Today has seen the publication of Ari Vatanen’s FIA presidential manifesto and also a further document on proposed changes to the FIA statutes from his rival for the role, Jean Todt. Both men talk of teamwork, change and transparency. Vatanen goes one stage further and talks of ‘honesty’.
The pair worked together at Peugeot in the 1980s, most notably in the Paris Dakar rally, where Todt famously flipped a coin to decide which of his two drivers, Vatanen or Jacky Ickx would win the event. Now they are squaring up for a battle and they are starting to get proactive.
The two men both talk about possible changes to the voting system for electing presidents in the future with regard to the controversial lists system, whereby a candidate has to have a cabinet in order to run for office, “which is believed by some to weight in favour of an incumbent,” according to Todt. It certainly is. Max Mosley told us at the start of the year that he introduced that statute as a kind of early warning device to alert him to any threats to his office. Because any candidate would have to sound out potential cabinet members, the president would soon get to hear about it.
Todt is pressing Vatanen on the subject of how much influence the individual nations’ member clubs should have. He says that Vatanen wants clubs from big nations like Germany and the USA, to have more voting power. Vatanen denies this.
This will clearly be a key battleground in the forthcoming election.
Vatanen signs off his brief manifesto document with an Obama-esque call to arms, “Our cause is noble. Together we can.”

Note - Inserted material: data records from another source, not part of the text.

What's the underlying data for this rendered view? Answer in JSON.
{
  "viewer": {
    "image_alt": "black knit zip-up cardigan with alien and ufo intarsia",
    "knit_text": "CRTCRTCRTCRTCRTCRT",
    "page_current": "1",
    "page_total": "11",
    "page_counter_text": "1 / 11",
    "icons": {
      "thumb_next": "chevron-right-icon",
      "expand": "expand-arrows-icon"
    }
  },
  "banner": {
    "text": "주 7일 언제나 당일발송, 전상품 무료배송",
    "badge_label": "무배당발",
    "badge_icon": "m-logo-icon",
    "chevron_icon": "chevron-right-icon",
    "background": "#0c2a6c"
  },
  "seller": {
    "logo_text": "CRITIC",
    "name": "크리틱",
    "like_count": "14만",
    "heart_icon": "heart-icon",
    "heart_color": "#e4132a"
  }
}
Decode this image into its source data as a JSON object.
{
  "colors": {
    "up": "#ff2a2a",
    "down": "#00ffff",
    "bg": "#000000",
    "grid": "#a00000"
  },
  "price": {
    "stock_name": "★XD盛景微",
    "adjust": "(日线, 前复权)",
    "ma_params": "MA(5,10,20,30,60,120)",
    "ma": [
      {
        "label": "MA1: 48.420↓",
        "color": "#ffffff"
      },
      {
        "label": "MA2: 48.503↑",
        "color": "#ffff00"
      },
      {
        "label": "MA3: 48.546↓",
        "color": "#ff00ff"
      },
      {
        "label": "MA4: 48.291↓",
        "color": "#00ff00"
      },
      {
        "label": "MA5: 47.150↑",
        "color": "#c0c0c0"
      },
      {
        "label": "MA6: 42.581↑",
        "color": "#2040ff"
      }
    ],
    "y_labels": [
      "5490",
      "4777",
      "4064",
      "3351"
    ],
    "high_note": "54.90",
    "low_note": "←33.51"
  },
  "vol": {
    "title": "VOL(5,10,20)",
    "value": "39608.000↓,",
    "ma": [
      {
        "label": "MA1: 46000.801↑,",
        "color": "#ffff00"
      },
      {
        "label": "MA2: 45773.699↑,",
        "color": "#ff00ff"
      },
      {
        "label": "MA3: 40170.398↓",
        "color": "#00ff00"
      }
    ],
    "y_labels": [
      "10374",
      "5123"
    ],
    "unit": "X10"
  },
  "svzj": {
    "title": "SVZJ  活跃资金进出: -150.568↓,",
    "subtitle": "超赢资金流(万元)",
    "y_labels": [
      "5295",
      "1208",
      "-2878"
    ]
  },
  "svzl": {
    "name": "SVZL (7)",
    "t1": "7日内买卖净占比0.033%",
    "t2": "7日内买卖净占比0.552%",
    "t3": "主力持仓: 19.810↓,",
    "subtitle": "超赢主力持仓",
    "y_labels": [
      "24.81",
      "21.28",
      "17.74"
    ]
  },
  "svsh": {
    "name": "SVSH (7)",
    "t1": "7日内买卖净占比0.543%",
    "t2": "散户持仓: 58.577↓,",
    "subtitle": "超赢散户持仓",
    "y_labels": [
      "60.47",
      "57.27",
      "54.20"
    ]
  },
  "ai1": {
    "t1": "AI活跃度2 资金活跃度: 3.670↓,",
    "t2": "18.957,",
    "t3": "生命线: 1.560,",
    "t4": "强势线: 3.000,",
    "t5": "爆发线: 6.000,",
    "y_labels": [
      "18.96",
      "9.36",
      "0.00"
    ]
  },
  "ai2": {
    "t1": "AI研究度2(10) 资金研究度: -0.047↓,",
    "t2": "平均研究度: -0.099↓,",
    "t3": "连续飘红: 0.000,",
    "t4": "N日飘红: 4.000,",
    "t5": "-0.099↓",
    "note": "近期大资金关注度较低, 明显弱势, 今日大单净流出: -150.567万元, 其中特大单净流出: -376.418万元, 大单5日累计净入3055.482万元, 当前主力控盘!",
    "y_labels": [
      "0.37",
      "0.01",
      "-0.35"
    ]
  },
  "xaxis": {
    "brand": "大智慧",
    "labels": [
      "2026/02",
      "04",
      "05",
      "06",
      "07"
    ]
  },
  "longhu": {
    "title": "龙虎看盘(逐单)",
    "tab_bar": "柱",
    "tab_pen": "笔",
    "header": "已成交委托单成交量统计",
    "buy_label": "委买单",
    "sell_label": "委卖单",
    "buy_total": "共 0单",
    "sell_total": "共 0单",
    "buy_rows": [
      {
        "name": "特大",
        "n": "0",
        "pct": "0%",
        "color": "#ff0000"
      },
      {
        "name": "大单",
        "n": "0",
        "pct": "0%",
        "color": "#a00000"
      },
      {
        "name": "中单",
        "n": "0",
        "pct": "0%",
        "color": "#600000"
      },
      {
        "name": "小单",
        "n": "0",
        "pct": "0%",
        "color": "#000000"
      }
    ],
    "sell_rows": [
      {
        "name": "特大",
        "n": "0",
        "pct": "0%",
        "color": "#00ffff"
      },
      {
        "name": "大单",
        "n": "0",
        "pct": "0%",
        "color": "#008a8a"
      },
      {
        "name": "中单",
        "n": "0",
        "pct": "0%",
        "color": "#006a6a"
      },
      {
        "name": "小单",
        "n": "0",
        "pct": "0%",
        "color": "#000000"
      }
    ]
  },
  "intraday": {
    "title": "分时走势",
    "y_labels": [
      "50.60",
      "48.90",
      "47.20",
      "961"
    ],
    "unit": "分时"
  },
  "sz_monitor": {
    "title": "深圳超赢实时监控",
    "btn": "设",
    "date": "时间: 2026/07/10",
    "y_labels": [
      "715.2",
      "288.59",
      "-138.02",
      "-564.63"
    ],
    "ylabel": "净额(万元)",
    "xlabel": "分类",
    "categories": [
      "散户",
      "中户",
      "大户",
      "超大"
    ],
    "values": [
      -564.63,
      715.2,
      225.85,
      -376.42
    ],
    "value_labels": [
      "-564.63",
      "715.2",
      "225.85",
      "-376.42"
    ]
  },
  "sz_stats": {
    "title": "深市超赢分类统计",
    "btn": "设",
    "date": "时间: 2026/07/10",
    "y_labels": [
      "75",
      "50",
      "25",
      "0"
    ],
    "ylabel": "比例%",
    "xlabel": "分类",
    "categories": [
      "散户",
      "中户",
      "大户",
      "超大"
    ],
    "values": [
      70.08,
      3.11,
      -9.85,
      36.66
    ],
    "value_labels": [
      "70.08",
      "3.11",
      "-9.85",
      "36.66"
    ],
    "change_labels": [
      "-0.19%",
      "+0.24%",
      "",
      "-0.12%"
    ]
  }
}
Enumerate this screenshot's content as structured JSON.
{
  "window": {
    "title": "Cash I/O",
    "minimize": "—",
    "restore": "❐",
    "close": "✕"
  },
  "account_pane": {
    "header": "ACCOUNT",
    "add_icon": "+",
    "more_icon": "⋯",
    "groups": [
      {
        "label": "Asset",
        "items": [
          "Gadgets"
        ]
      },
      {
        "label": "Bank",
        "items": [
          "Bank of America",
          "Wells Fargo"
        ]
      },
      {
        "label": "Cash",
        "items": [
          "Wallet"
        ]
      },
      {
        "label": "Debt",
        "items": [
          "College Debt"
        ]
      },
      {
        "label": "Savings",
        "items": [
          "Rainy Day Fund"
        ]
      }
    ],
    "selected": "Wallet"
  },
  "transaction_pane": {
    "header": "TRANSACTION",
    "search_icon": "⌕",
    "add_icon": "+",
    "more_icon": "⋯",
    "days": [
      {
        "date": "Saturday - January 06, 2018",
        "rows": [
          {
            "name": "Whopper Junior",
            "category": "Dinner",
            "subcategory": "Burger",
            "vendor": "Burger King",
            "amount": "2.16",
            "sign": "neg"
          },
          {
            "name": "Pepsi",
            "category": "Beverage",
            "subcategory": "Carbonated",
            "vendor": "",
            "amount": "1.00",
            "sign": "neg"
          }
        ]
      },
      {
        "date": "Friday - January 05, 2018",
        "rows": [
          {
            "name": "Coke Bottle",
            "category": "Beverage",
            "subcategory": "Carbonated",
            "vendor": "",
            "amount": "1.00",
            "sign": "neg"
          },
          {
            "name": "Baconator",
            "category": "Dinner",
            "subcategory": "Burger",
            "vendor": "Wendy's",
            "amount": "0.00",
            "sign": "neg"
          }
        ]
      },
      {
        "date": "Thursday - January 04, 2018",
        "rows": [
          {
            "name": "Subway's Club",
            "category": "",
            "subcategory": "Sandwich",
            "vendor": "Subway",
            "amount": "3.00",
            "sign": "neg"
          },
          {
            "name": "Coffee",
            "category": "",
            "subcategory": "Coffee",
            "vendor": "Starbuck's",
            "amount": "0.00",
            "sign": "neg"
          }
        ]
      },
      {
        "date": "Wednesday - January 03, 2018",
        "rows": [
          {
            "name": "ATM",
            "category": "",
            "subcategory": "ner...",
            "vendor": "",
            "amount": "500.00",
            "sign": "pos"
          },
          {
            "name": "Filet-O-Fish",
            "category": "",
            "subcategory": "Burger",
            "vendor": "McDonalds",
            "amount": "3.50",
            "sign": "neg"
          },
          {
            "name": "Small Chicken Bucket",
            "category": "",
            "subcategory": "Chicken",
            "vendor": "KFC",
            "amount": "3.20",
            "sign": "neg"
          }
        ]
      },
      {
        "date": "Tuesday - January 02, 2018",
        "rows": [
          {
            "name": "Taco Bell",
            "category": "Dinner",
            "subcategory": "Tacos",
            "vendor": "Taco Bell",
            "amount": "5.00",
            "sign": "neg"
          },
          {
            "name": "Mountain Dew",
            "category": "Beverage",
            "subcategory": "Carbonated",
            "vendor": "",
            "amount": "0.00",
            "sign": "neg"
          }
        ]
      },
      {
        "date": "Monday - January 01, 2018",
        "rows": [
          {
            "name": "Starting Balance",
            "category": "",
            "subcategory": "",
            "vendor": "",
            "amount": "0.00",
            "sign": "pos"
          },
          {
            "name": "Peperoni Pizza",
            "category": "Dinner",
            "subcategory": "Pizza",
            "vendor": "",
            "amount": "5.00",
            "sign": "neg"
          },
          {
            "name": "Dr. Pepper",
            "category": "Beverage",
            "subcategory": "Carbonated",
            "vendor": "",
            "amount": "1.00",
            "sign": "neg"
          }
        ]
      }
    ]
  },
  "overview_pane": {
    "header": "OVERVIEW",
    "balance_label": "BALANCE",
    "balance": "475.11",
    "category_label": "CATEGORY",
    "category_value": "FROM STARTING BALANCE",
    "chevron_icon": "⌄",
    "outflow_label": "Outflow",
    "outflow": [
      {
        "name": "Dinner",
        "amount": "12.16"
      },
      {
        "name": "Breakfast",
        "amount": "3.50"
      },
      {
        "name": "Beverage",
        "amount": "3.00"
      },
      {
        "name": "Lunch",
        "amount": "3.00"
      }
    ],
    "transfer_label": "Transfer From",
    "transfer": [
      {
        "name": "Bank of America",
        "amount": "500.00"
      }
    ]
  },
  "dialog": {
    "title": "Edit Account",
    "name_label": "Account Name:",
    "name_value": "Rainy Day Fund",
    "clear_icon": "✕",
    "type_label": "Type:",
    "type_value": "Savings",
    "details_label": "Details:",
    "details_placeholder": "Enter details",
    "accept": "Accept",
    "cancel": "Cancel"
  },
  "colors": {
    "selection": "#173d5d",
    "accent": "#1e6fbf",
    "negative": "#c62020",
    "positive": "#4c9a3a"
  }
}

Todt’s document concerns changes to the FIA statutes, but one area I’ve not seen discussed yet is the issue of the financial reward for the job of FIA president. Under Max Mosley the job has offered no salary to the incumbent, it is a voluntary position. Both Vatanen and Todt are both wealthy men, but one wonders whether they will seek recompense for their work, once elected.